Imagine this. A general election is called tomorrow for 21 March. Another massive Labour victory is what everyone expects. But why? One reason: the shambles that is today’s Nationalist Party. We’re already talking about it all the time. But there’s another reason and no one is talking about it.
Everyone – Labour supporters and critics alike – assumes Labour will run the kind of campaign it ran in 2017. Not just slick but extravagant: busting the limits, in spending as well as the runaway favours and promotions granted during the electoral campaign itself.
Given its reputational problems, Malta needs an election that does not itself look corrupt. Robert Abela needs such an election, too. The institutional reforms are going to take time: reviews, agreement, the passage of laws. Joseph Muscat’s toxic legacy will take time to flush out. It’s still catching up with the Abela government.
But assurances about the general election campaign need no reviews or new laws. The gold standard already exists: a caretaker government that undertakes to engage in no sharp practices. In theory, Malta endorses the standard already. So all Abela needs to do is commit to adhere to it. But to get him to commit, he needs to be challenged to do so by the media.

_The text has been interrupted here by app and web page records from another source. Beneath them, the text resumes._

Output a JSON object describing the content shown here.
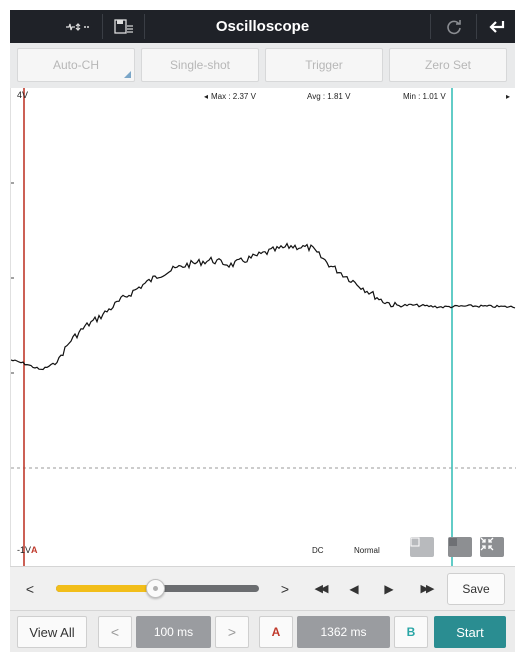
{
  "header": {
    "title": "Oscilloscope",
    "left_icons": [
      "channel-toggle-icon",
      "save-file-icon"
    ],
    "right_icons": [
      "refresh-icon",
      "back-arrow-icon"
    ]
  },
  "modes": [
    {
      "label": "Auto-CH",
      "name": "auto-ch-button"
    },
    {
      "label": "Single-shot",
      "name": "single-shot-button"
    },
    {
      "label": "Trigger",
      "name": "trigger-button"
    },
    {
      "label": "Zero Set",
      "name": "zero-set-button"
    }
  ],
  "scope": {
    "y_top_label": "4V",
    "y_bottom_label": "-1V",
    "cursor_a_marker": "A",
    "stats": {
      "max": "Max : 2.37 V",
      "avg": "Avg : 1.81 V",
      "min": "Min : 1.01 V"
    },
    "coupling": "DC",
    "trigger_mode": "Normal",
    "cursor_a_color": "#c0392b",
    "cursor_b_color": "#3bbfb9",
    "corner_buttons": [
      "grid-icon",
      "stop-icon",
      "shrink-icon"
    ]
  },
  "nav": {
    "slider_position": 0.49,
    "slider_color": "#f2be1a",
    "prev_glyph": "<",
    "next_glyph": ">",
    "rewind_glyph": "◀◀",
    "step_back_glyph": "◀",
    "play_glyph": "▶",
    "fast_forward_glyph": "▶▶",
    "save_label": "Save"
  },
  "bottom": {
    "view_all_label": "View All",
    "time_prev_glyph": "<",
    "timebase": "100 ms",
    "time_next_glyph": ">",
    "cursor_a_label": "A",
    "cursor_delta": "1362 ms",
    "cursor_b_label": "B",
    "start_label": "Start"
  }
}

It would not be meaningless. If he breaks that promise, it will haunt him during the election campaign. It would undermine all the noble pledges we can expect about restoring Malta’s reputation. If, however, he does keep that promise, it would enhance the value of every other campaign promise he makes.

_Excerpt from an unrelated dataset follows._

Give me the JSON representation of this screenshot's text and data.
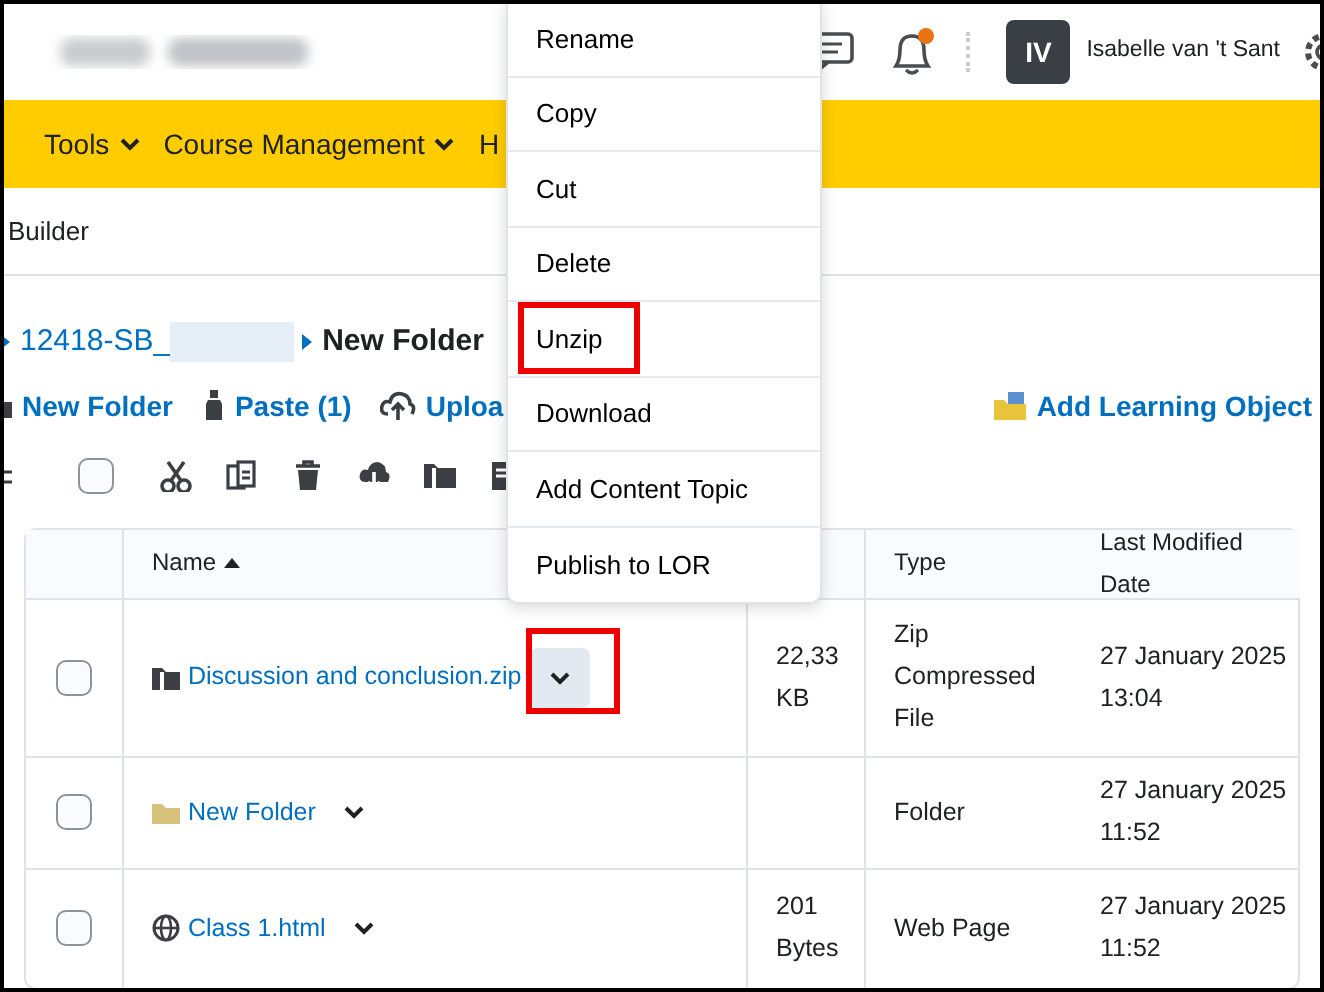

But he needs to be asked. Somehow, right now no one is asking.
It’s partly understandable. All eyes are on the demands for heavy lifting needed for substantial reforms and constitutional changes. The likes of Pieter Omtzigt, the Council of Europe’s rapporteur, draws most of the attention when he wags a finger at Owen Bonnici. The institutionalised rot in the police corps, and the sleaze emerging in the assassination-related inquiry and court cases, take up the rest of the attention.

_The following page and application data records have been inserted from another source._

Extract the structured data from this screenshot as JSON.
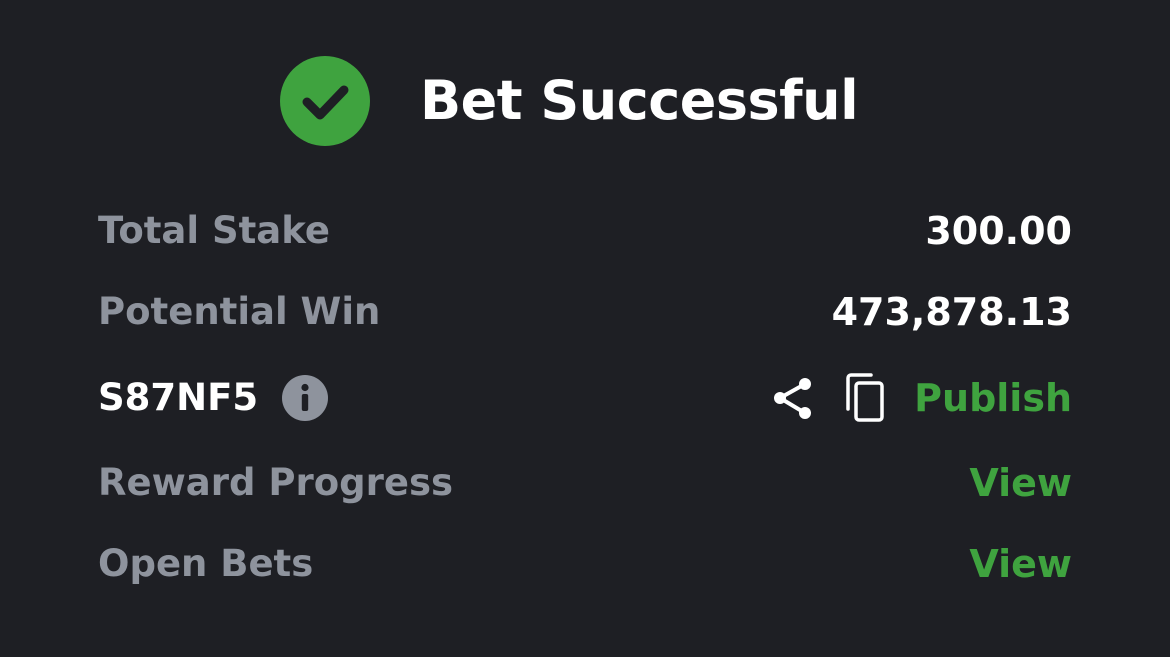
{
  "header": {
    "title": "Bet Successful",
    "icon": "check-circle-icon",
    "accent_color": "#3fa33f"
  },
  "summary": {
    "total_stake_label": "Total Stake",
    "total_stake_value": "300.00",
    "potential_win_label": "Potential Win",
    "potential_win_value": "473,878.13",
    "booking_code": "S87NF5",
    "publish_label": "Publish",
    "reward_progress_label": "Reward Progress",
    "reward_progress_link": "View",
    "open_bets_label": "Open Bets",
    "open_bets_link": "View"
  },
  "icons": {
    "info": "info-icon",
    "share": "share-icon",
    "copy": "copy-icon"
  },
  "colors": {
    "background": "#1e1f24",
    "label": "#8e939d",
    "value": "#ffffff",
    "link": "#3fa33f"
  }
}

Yet these urgent and time-consuming reforms are distracting us from the urgent and instantaneous commitments the prime minister can give us today.
Let’s begin with conflicts of interest. Does Abela commit to ending the practice of backbench MPs being given roles in the Executive? He doesn’t need to end it overnight. But is he ready to commit to putting a stop to it by the end of this legislature?
Does he agree with the topsy-turvy hierarchy in the civil service? Currently, the top civil servant can also serve under a permanent secretary who serves under him…
Let’s go on to accountability. Does Abela guarantee that this year the ministerial declarations of income and assets will all be filed on time? Will they all conform to the same rules – unlike some previous years when, depending on what was more convenient, one minister included his wife’s income and another didn’t?
Does Abela commit to investigating why Konrad Mizzi’s ministerial direct orders were published so late (if all of them even were), breaking the law?
Will we be given a report of Sai Mizzi’s work to date – and when? This can’t be difficult if her work is already being accounted for.
Next, some questions about transparency. Does the prime minister commit to punishing any minister, public official or civil servant who does not use government servers and email for government-related work?
Will Freedom of Information requests be treated seriously? The Muscat government treated them evasively. Any information divulged was the exception rather than the rule. Should we look forward to further routine denials on the basis of ‘commercial sensitivity’? There’s plenty to indicate that was a euphemism for, ‘How I raid the public coffers is a proprietary professional secret and none of your business’.
And let’s just end, for now, on freedom of expression. Will the Department of Information respect the law and include all media organisations when issuing statements?
Does Abela, as Labour leader, commit not to use partisan online armies for cyberbullying and doxing (giving out the personal information of a target)?
None of these questions requires anything more than a promise and, sometimes, a deadline. They require no thought, only political decency. They ask if Abela is ready to follow the minimum standard practices of governments committed to accountability, transparency, separation of powers and freedom of expression. No institutional reform is required; only reform of behaviour.
The questions ask for the information we need to make an informed choice at the next, probably imminent, general election. If we don’t have the self-respect to insist we deserve the answers, we need not wonder why we’re given scant respect by our politicians.